With the local elections finally over for another year, it is a case of back to business as usual for our elected representatives on Sheffield City Council.
But unfortunately, that ‘business as usual’ is the ongoing stalemate with campaigners over the felling of the city’s trees.
And stalemate is probably an understatement, to be fair.
STAG, the campaign group fighting to prevent the felling, are threatening another legal challenge, while Sheffield City Council and their PFI contractors Amey could resume the currently-suspended programme any day.
And in the meantime, South Yorkshire Police are stuck in the crossfire with an overtime bill of around £50,000 a month - just to police the chopping down of trees.
Sheffield City Council are in a pickle to be fair - signed up to a £25bn 20-year PFI deal with Amey, and faced with massive penalties if they want to alter the legal arrangement between the two parties.
Amey are also on shaky ground - contracted to remove trees at an agreed weekly rate and only removing a fraction of those on the list. Cynics could argue that the city council is waiting for this failure to provide the authority with its own ‘get out of jail free
More than five thousand trees have gone so far under the arrangement, but protests have seriously stalled the process.
Even Michael Gove has waded into the row, hinting that the Government may be willing to step in and contribute towards contract termination penalties - effectively bailing out the city council.
“We will make sure that we will do anything that is required in order to stop this,” he said at the time.
But that was back in March and the Government has since gone very quiet.
So on one side we still have the tree protesters - determined to disrupt felling operations and cause as much disruption and financial inconvenience as possible, despite High Court injunctions in place against some of them.
There is even talk from the STAG camp of a fresh legal challenge of their own, which they hope will show the arrangement between the city council and Amey is not contractual.
On the other side we have Sheffield City Council, sticking to its guns that the trees must go - and now elections are over, can we expect the current ‘suspension of activities’ to be lifted?
And in the middle are Amey - a purveyor of the new economics of PFI; of signed in exclusive deals away from the free market; where in can cost ten grand to carry out work to preserve a mature tree, or about 900 quid if you listen to STAG.
So what exactly are the options?
1) The council could bite the financial bullet and ask for the contract with Amey to be renegotiated. This could have massive financial implications for the authority, potentially leaving it millions out of pocket.
2) The tree campaigners could cease their activities and allow the felling to continue. Although based on recent discussions, STAG seem poised to re-commence as soon as the contractors are back out on the streets.
3) The council could carry on regardless - head in sand, blaming STAG and ignoring the massive police overtime budget that is being ramped up. With the resignation of Brian Lodge, are we likely to see a change of policy?

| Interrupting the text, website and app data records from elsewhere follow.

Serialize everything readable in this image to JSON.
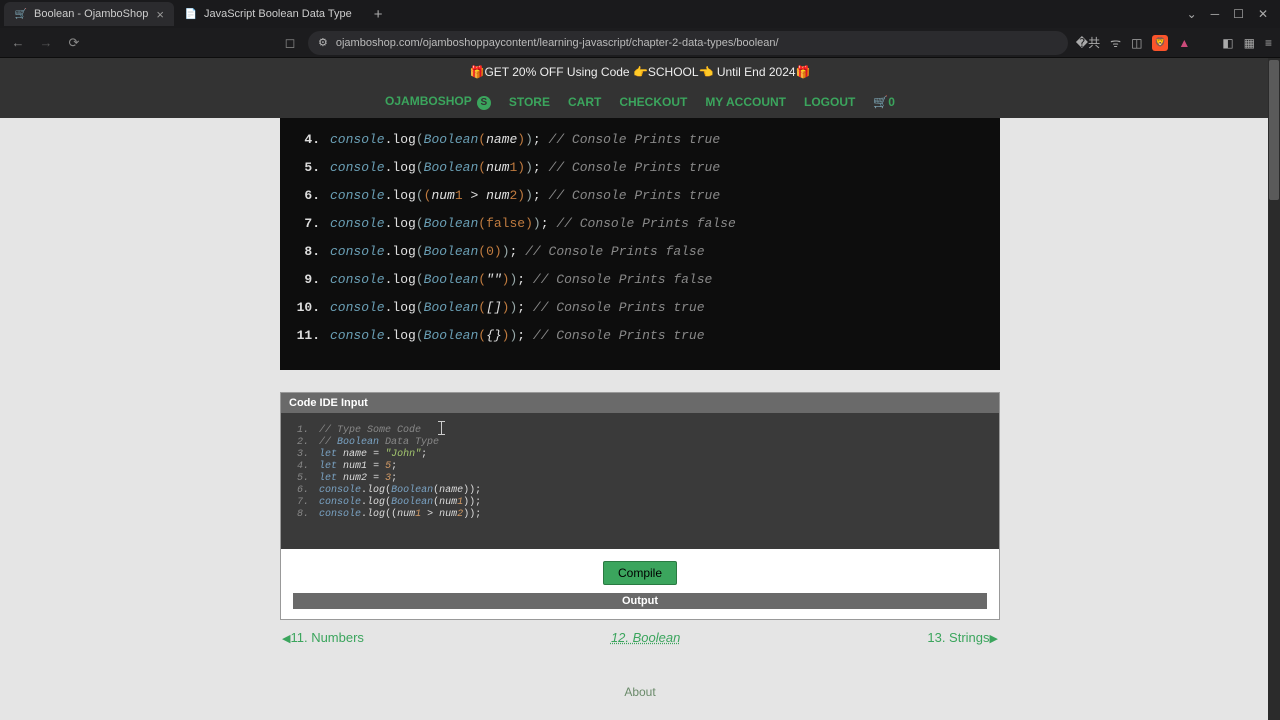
{
  "browser": {
    "tabs": [
      {
        "title": "Boolean - OjamboShop",
        "active": true
      },
      {
        "title": "JavaScript Boolean Data Type",
        "active": false
      }
    ],
    "url": "ojamboshop.com/ojamboshoppaycontent/learning-javascript/chapter-2-data-types/boolean/"
  },
  "promo": "🎁GET 20% OFF Using Code 👉SCHOOL👈 Until End 2024🎁",
  "nav": {
    "brand": "OJAMBOSHOP",
    "items": [
      "STORE",
      "CART",
      "CHECKOUT",
      "MY ACCOUNT",
      "LOGOUT"
    ],
    "cart_count": "0"
  },
  "example_code": [
    {
      "n": "4.",
      "obj": "console",
      "fn": ".log",
      "call": "Boolean",
      "args": "name",
      "comment": "// Console Prints true"
    },
    {
      "n": "5.",
      "obj": "console",
      "fn": ".log",
      "call": "Boolean",
      "args": "num1",
      "comment": "// Console Prints true"
    },
    {
      "n": "6.",
      "obj": "console",
      "fn": ".log",
      "expr": "(num1 > num2)",
      "comment": "// Console Prints true"
    },
    {
      "n": "7.",
      "obj": "console",
      "fn": ".log",
      "call": "Boolean",
      "args": "false",
      "comment": "// Console Prints false"
    },
    {
      "n": "8.",
      "obj": "console",
      "fn": ".log",
      "call": "Boolean",
      "args": "0",
      "comment": "// Console Prints false"
    },
    {
      "n": "9.",
      "obj": "console",
      "fn": ".log",
      "call": "Boolean",
      "args": "\"\"",
      "comment": "// Console Prints false"
    },
    {
      "n": "10.",
      "obj": "console",
      "fn": ".log",
      "call": "Boolean",
      "args": "[]",
      "comment": "// Console Prints true"
    },
    {
      "n": "11.",
      "obj": "console",
      "fn": ".log",
      "call": "Boolean",
      "args": "{}",
      "comment": "// Console Prints true"
    }
  ],
  "ide": {
    "header": "Code IDE Input",
    "lines": [
      "// Type Some Code",
      "// Boolean Data Type",
      "let name = \"John\";",
      "let num1 = 5;",
      "let num2 = 3;",
      "console.log(Boolean(name));",
      "console.log(Boolean(num1));",
      "console.log((num1 > num2));"
    ],
    "compile_label": "Compile",
    "output_label": "Output"
  },
  "pagination": {
    "prev": "11. Numbers",
    "current": "12. Boolean",
    "next": "13. Strings"
  },
  "footer": {
    "about": "About"
  }
}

4) The government could intervene and throw money at Amey to meet the costs of the city council pulling out of the contract. They could also look at changing the law - either in the council’s favour or in STAG’s.
5) The council could ceace the operations - but this would mean forking out to pay off Amey, and Labour leader Julie Dore has already stated that ‘there is no more money on the table’.
So how about a compromise? How about the council only goes after the damaged trees and starts listening to its residents rather than lecturing them? How about Amey comes to the table and looks beyond merely profit? How about South Yorkshire Police get more proactive,
start billing the city council and Amey for this outrageous waste to the public purse? How about the Government stump up some cash, or change the law . . . or literally anything to break this idiotic deadlock.
At the end of the day, compromise is the only way ahead.
Andy Done-Johnson - Local Democracy Reporter